"We're talking about an interstellar bullet," says space hardware specialist Mark Fittock, who is working on the planetary defense mission.
"We're not going to try to go into orbit or anything, DART will work." The DART, or double asteroid redirection test, is NASA's first planetary defense mission.
The purpose of the mission: see if it can move the giant rock off course. The DART asteroid is destined for Didymos, a huge piece of space rock about 800 meters in diameter and about 11 million kilometers from Earth.
Didymos is well out of the way of our planet so it is a perfect place to test our new defense technology.
He is holding a smaller rock – affectionately dubbed Didymoon – in its orbit. This is the only humanity that will punch.
Our current options, if we find a rock in our way, include firing nuclear-tipped missiles. But attempting to blow up an asteroid is an unpredictable game, with large chunks – now radioactive – likely to spread and enter the atmosphere, a familiar backdrop for anyone who has watched the 1998 games. Deep Impact.

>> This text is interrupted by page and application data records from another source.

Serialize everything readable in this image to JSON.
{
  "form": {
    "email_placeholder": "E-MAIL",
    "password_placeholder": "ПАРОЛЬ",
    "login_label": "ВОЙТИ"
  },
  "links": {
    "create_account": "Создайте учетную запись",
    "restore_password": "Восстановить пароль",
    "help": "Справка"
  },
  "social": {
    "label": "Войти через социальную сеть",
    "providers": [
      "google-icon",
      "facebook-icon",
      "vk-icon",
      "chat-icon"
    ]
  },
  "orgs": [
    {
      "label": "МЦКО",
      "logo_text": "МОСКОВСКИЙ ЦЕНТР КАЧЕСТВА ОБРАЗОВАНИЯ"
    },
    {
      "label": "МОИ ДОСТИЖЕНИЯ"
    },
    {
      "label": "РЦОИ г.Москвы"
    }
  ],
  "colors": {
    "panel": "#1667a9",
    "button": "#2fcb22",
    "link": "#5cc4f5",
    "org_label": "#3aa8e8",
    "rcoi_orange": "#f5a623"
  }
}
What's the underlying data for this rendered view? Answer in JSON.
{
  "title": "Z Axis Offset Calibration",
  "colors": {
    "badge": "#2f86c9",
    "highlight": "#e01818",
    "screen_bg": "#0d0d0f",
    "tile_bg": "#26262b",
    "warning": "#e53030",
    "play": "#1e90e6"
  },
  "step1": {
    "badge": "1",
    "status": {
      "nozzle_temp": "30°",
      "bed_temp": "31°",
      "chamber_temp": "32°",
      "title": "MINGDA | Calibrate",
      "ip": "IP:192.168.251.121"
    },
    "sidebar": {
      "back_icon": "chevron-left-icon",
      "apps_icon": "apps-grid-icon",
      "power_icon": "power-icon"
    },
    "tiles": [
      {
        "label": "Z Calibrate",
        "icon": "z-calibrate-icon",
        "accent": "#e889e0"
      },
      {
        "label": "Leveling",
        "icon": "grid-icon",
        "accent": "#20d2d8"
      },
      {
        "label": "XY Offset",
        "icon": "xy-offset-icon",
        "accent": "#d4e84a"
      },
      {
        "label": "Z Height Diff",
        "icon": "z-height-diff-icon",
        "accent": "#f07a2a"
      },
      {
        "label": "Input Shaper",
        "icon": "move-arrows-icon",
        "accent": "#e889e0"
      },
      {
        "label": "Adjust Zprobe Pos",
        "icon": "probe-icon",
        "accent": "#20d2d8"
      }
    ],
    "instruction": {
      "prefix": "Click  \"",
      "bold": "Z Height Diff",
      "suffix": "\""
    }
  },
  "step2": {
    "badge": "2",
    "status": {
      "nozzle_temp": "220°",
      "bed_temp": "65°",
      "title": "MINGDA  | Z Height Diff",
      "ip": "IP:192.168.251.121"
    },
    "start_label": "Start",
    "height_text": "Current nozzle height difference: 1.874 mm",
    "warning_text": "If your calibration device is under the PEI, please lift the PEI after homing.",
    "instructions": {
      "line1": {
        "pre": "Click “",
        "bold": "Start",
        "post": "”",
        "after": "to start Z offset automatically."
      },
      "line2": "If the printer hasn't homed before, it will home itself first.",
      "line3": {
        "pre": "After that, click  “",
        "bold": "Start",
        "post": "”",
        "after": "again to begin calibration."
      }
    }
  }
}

DART represents a more subtle solution. It's tiny. It measures only 12.5 meters by 2.4 meters with fully extended solar panels and weighs about 500 kilos. On board is just the technology needed to acquire and track your target. Think of it as an interstellar cruise missile.
Given its small size, even reaching Didymoon at high speed – about six miles per second, often faster than a bullet at high speed – will not mess around much in the rock.
But that does not have to. Even a small divergence in the path of an asteroid can make a huge difference over the vast distances of space.
Fittock is a student at Monash University who worked on NASA's InSight landing module, which was left behind on Mars in 2018. He now works as a space systems engineer for the OHB System in Germany, designing DART's sister mission, HERA.
The HERA, which is being built by the European Space Agency, will be launched for Didymos a few years after DART. It contains a set of tools that scientists will use to assess how much the impact of DART has changed Didymoon.
"Let's take a look – what kind of craters are there, what kind of damage was caused? That will give us a better idea of what we can do if an asteroid goes to Earth, "says Fittock.
Perhaps the most important calculation that HERA will try to do is how hard you need to punch the asteroid, and with how much weight behind the blow, to knock it off course?
Building a big rocket takes a lot of time, and we can just take a chance. Knowing that we could knock down the rock with a smaller, faster probe to build, we could get several shots.
"If we go smart with what we hit, we can hit it with something smaller, but for the better," says Fittock.
"If this was really happening and we had to interrupt it, we do not know much about our options at the moment. We know we could achieve something, but we do not know what to hit."
Liam is The Age and science reporter for the Sydney Morning Herald